But, I still want to talk about petrified wood as it is an interesting and unique feature of this particular area. This is what I’ve learned from skimming through Bob’s notes this afternoon…and I’ve tried to keep it simple.
This particular petrified wood is from an ancient tree called the Cordaites. From what I can gather so far, 300 million years ago Cape Breton was down near the equator and our vegetation was similar to what the Florida Everglades are today. The Cordaites tree grew to about 100 – 150 feet tall with a trunk 2 – 6 feet in diameter. The long slender leaves were 39 inches long and about 6 inches wide. It is generally believed that this tree is an ancestor of today’s coniferous trees.
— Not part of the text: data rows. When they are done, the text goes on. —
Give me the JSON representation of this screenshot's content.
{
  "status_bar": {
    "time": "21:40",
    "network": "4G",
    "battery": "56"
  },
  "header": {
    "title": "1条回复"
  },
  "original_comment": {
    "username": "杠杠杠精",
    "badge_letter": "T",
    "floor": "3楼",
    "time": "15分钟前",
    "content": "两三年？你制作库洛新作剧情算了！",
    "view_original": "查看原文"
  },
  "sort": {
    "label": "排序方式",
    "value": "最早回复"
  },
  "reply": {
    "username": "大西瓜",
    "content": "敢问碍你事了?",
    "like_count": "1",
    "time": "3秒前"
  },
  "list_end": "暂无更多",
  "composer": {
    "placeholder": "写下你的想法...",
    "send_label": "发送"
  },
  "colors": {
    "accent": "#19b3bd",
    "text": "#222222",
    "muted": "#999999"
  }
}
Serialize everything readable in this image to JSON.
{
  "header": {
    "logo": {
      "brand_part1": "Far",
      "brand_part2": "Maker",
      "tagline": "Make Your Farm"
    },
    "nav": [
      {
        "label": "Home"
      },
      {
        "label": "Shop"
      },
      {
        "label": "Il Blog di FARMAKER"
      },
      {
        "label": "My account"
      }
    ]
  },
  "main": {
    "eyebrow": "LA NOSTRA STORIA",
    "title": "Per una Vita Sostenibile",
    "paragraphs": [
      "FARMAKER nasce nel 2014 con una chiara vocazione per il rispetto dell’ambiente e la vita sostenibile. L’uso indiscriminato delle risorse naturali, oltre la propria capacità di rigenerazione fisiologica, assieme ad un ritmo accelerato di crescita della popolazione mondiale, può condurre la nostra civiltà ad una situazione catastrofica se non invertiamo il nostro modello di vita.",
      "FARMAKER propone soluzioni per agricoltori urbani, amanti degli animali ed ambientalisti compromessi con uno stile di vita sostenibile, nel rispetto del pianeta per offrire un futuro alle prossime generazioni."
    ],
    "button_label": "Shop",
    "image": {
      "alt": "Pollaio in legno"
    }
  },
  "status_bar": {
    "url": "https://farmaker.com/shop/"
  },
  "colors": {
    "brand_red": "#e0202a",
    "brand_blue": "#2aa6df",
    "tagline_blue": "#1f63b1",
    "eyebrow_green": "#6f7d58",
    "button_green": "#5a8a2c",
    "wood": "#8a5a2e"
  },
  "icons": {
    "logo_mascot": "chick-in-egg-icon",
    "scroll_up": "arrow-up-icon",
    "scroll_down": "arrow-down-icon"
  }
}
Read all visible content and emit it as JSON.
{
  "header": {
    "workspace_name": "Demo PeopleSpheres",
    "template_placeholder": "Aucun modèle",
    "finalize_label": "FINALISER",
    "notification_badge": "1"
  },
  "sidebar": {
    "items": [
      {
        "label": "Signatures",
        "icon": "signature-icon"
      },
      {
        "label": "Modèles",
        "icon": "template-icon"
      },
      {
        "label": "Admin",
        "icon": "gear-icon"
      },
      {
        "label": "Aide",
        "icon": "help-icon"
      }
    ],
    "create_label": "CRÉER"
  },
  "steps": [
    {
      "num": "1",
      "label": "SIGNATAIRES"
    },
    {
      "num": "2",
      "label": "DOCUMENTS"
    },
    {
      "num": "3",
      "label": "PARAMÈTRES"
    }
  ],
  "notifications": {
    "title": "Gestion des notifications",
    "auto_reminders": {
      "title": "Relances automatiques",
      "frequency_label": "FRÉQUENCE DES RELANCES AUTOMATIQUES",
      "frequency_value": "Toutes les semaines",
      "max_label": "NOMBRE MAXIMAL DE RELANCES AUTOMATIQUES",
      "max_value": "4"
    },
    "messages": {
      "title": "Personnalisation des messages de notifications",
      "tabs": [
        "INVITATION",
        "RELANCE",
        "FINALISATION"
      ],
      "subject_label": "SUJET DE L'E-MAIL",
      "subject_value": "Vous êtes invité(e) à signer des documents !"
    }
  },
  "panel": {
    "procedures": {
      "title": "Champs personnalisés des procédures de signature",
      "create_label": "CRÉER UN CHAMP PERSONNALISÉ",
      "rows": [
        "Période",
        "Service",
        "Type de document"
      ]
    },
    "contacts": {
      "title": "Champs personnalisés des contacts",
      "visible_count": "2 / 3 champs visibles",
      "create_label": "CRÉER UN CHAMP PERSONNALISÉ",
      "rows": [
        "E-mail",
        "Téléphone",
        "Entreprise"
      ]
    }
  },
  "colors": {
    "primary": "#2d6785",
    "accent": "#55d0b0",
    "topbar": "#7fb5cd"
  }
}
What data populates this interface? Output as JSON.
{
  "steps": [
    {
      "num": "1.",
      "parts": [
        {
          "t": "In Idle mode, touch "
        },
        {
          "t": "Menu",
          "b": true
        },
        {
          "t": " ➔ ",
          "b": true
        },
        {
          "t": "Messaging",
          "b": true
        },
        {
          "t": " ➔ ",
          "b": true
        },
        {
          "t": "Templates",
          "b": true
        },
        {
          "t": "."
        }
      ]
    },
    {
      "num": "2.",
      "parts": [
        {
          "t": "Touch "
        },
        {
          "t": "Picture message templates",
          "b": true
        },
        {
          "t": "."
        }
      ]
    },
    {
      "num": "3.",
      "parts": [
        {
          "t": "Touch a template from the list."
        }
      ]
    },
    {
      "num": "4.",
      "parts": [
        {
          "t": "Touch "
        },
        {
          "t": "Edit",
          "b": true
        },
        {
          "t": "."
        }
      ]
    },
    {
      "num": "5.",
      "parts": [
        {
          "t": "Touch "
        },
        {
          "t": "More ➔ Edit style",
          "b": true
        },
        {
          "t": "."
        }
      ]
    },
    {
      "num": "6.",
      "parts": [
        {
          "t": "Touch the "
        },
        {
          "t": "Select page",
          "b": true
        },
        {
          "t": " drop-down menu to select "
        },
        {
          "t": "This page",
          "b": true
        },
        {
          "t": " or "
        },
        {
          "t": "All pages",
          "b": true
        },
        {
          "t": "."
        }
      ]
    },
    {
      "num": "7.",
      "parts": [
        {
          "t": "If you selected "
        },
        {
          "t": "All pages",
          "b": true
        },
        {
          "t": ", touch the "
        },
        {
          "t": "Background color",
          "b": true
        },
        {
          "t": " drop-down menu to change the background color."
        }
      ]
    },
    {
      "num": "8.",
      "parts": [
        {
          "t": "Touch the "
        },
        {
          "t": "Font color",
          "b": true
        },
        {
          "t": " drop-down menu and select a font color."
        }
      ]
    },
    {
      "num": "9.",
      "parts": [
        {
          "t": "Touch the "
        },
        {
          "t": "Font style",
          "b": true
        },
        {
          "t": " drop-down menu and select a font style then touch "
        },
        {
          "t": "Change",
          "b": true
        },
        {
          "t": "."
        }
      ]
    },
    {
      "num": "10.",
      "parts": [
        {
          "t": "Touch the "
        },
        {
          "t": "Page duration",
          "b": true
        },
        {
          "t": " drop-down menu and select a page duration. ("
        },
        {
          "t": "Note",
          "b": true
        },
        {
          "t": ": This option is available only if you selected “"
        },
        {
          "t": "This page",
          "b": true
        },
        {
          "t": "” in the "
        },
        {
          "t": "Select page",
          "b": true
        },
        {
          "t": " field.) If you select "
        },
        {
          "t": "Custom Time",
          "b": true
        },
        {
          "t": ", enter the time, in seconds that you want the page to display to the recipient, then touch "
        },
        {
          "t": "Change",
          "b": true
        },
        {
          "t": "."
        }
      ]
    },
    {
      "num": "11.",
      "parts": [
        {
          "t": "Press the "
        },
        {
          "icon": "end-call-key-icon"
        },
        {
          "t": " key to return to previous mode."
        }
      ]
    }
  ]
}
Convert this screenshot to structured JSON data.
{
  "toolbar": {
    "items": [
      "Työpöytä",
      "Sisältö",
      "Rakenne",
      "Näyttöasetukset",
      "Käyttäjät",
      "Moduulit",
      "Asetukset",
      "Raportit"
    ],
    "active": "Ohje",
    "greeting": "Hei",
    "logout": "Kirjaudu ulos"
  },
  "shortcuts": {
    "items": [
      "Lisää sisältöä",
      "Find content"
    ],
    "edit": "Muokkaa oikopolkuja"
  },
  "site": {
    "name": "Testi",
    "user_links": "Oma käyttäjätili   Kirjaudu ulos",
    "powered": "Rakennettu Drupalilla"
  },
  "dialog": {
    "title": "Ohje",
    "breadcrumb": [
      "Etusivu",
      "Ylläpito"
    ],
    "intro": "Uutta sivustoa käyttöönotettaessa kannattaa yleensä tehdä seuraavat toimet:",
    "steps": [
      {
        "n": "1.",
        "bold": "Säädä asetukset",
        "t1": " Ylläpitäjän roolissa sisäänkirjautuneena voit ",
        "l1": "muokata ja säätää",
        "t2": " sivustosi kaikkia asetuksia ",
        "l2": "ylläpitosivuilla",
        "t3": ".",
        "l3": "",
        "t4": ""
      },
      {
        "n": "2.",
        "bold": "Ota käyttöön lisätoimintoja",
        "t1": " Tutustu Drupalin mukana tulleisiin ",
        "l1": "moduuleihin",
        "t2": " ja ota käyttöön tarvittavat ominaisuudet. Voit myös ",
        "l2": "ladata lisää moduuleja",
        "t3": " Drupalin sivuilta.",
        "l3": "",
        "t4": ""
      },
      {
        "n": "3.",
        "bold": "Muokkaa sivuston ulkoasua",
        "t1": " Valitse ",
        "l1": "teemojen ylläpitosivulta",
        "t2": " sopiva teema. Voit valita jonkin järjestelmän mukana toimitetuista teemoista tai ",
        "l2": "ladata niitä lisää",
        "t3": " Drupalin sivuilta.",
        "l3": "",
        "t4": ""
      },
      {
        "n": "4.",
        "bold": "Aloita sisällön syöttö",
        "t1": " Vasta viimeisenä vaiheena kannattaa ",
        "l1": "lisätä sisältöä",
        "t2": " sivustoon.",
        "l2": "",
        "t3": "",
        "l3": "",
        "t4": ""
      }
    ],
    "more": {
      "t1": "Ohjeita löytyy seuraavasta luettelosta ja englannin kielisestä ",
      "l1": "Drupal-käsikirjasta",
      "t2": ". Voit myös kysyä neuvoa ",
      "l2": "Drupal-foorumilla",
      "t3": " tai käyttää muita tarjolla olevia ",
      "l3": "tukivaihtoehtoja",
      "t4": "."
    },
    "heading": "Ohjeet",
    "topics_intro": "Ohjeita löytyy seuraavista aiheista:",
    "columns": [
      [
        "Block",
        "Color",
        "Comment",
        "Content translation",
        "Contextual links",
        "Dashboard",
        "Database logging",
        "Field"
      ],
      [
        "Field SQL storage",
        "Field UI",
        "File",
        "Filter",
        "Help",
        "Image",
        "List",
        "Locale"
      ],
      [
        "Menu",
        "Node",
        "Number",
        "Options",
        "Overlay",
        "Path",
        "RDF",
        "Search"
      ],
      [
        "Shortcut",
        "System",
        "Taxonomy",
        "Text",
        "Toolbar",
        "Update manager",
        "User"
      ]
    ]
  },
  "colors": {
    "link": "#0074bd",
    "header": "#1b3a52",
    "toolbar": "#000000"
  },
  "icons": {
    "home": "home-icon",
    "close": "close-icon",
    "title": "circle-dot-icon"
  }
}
Boularderie Island was part of a flood plain in a progressively subsiding ancient river valley of fresh water when the formation that contains the petrified wood on our end and the coal deposits at the northern end were laid down. The trees were preserved because they were quickly covered with sand and water which protected them from decay by bacteria and fungi (the two components which break down practically all life). Only a small percentage survived as fossils. The preserved wood was changed into silica, thus turning wood to rock. Petrified wood does not generally form in salt water. Today this area is surrounded by salt water.
An interesting side note is that this particular tree was the dominate tree responsible for the coal deposits world-wide and especially here in Cape Breton.
The pieces of petrified wood that I find range in colour from black to pieces that look quite similar to drift wood. I have a small piece that is nearly paper thin. Neighbour Bob says there is a piece at his place (that apparently belongs to us) that is nearly three feet long. Bob has found logs that were nearly 30 feet long. One of these days I am going to try to polish some of the smaller pieces (using a rock tumbler). I have larger pieces stacked like a mini-wood piles. There are chunks of the stuff scattered through the house with some of the larger pieces being used as door stops.
A small piece of petrified wood makes for a unique souvenir to remember your time here at Seaweed and Sod Farm Bed and Breakfast. There’s lots. I’ll share.
*Boularderie Island (where we live) is a smallish island that divides the north-eastern and north-western part of Cape Breton.